Chomsky concluded that the election outcome “placed total control of the government — executive, Congress, the Supreme Court — in the hands of the Republican Party, which has become the most dangerous organization in world history.”
Let’s go back to the Texans because in some way they may be right. While he was not out to destroy America, Obama threatened their way of life (essentially the same thing): the Texans perceived the Democrats were attempting to restrict their freedom, tax the hell out of them, and wrest control of their guns, conveniently ignoring that freedom for wolves means death for sheep.
Is Trump out to destroy America? No, not deliberately. But if he carries out his election promises to build Fortress America then through outright lies, weapons-grade misinformation and heroic displays of ignorance it is likely to be much, much worse: the planet will become collateral damage in Trump’s war on facts. Indeed, Trump has never made clear at which point in American history he considers “great”: before civil rights, or after?
His campaign has wilfully divided a nation and will make collective decision making a bleak prospect. Yet collective decision making is essential in a working democracy and on the world stage.
On top of this, Trump is creating an industrial slaughterhouse to eviscerate environmental legislation spearheaded by climate denier Myron Ebell heading up the Environment Protection Agency.
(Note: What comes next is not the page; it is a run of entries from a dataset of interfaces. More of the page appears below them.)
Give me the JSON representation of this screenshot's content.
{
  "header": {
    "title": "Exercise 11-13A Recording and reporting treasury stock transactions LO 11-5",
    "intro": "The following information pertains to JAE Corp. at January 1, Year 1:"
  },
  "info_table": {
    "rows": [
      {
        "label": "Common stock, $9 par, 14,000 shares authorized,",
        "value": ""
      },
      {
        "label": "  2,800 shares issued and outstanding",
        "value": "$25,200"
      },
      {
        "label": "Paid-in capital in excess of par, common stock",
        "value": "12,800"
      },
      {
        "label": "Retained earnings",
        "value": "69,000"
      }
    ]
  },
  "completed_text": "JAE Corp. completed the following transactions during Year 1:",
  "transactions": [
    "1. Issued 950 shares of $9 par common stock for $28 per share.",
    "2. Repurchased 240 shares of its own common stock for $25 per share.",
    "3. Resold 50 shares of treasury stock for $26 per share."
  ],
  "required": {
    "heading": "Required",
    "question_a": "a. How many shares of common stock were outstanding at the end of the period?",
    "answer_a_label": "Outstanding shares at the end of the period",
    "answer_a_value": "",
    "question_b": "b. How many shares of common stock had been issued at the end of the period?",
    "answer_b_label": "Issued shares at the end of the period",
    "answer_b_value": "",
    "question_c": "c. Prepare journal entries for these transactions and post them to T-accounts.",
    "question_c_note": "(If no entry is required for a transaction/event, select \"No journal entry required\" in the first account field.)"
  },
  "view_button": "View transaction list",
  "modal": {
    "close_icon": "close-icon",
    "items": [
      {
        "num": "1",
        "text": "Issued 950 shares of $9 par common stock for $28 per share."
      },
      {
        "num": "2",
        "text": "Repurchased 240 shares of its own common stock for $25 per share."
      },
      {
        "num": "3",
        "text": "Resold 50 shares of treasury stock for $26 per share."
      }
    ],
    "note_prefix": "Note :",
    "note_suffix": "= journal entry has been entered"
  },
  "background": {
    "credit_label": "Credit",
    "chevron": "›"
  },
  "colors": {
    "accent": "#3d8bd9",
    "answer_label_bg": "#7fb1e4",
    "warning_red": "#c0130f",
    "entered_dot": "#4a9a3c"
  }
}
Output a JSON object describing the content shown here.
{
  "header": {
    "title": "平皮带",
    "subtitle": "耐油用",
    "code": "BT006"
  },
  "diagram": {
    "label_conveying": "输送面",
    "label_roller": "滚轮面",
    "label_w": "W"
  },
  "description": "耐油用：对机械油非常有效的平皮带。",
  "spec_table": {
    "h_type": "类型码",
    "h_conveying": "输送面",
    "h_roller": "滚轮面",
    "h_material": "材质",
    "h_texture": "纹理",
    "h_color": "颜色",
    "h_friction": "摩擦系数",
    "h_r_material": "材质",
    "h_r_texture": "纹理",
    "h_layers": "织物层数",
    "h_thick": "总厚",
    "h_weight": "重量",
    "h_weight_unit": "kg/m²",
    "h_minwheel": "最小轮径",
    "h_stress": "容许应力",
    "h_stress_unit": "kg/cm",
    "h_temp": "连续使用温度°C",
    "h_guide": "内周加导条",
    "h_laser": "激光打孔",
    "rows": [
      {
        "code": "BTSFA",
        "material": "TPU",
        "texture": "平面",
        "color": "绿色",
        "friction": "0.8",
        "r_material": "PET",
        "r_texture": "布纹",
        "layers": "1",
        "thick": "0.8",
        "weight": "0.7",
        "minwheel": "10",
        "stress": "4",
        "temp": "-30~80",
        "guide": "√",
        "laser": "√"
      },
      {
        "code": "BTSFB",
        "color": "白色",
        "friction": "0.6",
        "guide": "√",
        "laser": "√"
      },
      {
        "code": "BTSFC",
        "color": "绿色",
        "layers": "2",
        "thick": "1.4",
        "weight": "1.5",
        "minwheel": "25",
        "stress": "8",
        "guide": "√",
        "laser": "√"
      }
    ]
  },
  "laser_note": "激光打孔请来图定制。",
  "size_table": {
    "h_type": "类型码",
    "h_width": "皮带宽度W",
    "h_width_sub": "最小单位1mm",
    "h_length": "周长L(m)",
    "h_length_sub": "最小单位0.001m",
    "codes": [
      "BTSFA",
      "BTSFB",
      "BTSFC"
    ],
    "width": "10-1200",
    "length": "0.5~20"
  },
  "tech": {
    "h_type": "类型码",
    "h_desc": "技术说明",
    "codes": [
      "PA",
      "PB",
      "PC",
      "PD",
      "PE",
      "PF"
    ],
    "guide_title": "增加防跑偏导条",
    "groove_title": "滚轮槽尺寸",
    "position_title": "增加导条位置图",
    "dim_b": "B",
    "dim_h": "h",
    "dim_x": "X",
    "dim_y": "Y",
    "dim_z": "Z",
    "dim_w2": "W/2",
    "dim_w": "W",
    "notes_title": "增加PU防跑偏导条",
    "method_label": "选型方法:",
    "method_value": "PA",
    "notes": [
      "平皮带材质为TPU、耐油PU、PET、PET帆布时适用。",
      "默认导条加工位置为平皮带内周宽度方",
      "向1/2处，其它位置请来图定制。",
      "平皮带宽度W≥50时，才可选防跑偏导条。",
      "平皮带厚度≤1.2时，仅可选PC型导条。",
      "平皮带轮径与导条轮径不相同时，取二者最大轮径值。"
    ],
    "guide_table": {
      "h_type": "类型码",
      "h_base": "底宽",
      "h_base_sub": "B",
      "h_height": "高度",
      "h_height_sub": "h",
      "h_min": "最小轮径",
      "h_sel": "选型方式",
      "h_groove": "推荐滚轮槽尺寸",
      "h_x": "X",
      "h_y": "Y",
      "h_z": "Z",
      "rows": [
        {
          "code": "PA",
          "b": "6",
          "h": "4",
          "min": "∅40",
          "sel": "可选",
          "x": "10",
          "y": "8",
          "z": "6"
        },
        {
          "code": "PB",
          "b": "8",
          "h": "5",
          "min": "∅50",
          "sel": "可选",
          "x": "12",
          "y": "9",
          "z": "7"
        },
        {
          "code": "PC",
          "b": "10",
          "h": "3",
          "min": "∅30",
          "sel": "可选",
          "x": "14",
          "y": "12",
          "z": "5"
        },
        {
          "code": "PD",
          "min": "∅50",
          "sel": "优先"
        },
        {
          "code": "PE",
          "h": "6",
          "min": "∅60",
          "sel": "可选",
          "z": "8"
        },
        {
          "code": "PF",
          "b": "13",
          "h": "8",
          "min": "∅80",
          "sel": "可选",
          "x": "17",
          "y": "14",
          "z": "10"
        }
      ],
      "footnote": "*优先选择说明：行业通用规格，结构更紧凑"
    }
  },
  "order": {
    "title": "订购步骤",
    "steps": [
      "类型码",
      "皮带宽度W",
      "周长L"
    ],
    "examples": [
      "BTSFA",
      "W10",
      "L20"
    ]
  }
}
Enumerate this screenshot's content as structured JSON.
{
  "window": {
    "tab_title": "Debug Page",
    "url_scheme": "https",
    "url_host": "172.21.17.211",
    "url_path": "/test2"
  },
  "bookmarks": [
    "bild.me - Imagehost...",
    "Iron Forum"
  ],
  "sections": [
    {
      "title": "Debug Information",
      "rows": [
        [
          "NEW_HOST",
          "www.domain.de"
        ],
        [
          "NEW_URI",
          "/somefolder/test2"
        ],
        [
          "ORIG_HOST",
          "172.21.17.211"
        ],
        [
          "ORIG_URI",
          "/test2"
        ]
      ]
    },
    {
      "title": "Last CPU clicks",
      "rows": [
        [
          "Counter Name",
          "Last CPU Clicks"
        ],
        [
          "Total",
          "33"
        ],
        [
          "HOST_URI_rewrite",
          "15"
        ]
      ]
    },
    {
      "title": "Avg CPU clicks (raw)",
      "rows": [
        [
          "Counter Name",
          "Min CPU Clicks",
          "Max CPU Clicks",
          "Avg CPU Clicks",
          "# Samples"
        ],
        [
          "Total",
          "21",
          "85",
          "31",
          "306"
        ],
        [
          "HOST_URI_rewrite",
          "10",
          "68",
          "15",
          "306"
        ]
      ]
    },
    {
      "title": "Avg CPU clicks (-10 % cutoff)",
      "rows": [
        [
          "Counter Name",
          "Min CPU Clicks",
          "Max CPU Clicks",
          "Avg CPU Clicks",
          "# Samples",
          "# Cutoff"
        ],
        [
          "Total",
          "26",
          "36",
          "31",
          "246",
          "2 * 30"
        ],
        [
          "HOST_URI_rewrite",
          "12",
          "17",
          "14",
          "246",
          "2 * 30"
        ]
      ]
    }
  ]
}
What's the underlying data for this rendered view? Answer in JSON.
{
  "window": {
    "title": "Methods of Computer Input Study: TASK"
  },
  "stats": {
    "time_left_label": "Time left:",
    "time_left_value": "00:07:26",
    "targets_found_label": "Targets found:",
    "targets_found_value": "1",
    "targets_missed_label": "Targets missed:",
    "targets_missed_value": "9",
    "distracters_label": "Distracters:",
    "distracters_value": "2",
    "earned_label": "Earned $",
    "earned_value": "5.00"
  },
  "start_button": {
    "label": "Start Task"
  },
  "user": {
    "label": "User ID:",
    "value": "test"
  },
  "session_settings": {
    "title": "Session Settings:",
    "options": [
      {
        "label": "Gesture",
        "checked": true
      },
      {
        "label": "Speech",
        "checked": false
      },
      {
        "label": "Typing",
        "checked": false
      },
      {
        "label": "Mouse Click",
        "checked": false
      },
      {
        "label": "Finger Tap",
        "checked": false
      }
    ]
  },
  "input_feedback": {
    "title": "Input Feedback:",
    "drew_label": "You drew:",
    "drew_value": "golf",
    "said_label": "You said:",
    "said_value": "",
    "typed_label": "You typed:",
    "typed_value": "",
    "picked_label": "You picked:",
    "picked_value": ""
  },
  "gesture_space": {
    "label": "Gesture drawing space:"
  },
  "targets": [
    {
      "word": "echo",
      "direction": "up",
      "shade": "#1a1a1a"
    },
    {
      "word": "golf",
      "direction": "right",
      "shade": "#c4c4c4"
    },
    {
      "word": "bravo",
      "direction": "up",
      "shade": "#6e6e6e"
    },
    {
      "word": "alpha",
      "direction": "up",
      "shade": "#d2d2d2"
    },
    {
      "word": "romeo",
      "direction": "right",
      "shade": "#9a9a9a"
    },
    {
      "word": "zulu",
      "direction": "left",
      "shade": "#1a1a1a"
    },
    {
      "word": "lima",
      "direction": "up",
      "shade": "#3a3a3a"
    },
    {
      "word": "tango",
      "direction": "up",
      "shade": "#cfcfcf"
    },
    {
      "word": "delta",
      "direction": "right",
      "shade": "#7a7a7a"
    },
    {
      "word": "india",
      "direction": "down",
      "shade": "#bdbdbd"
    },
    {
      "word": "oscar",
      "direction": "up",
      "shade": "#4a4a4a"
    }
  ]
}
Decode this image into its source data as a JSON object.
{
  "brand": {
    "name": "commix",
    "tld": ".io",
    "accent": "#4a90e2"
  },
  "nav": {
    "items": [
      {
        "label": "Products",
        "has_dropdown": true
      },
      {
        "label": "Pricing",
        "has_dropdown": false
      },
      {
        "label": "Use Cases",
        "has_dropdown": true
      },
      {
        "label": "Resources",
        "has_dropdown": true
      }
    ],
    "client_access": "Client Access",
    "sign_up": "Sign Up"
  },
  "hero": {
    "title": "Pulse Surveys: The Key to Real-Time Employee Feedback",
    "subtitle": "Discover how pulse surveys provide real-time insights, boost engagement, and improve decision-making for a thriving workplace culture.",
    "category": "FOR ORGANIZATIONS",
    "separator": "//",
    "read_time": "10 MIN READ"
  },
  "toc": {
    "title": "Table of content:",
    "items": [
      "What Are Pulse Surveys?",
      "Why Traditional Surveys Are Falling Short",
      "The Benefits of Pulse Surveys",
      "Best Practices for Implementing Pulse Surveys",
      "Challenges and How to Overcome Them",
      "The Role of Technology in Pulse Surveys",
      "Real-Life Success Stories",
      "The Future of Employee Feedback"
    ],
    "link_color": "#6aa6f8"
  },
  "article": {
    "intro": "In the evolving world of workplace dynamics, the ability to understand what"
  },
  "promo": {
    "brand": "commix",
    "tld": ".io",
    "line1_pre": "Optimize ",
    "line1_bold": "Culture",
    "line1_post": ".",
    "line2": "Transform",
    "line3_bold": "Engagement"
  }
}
This is a catastrophe that we can hope has limited damage only through the huge momentum already built up in cities and industry, restrictions on the reins of power and international efforts particularly from the likes of China.
In a week of oddness, one quirky fact stood out. Until last week, Trump had never met Obama. Following that encounter Trump seemed to soften perceptibly. Perhaps elements of Obamacare were not so criminally insane after all, murmured the president elect. Two humans connected and a new understanding emerged — Trump, for the first time, could empathise with Obama and that meant he could no longer demonise him, at least to the same extent. This is so simple.
Empathy is critically important for understanding and breaking down cultural and ideological barriers — ask any Swede. This requires real human connection. The machinery for dialogue in the US between citizens, the media, political institutions and academia has entirely broken down, possibly exacerbated by social media. My guess is Trump has never spoken to a genuine world-leading expert on issues relating to healthcare, global development, climate or the Anthropocene.
We need to worry less about the wall between Mexico and the US and more about the wall the Republicans will build swiftly between Trump and the outside world. For the Republican party, it might be dangerous if the president elect actually starts speaking to people outside their bubble.
Seven days in and the new “fortress world” order emerges. This is as far the the American Dream as it is possible to get: we are living in the United States of Unconsciousness. What rough beast slouches towards DC?
*US rappers the Disposable Heroes of Hiphopracy used the lyric the “United States of Unconsciousness” in the song “Television”.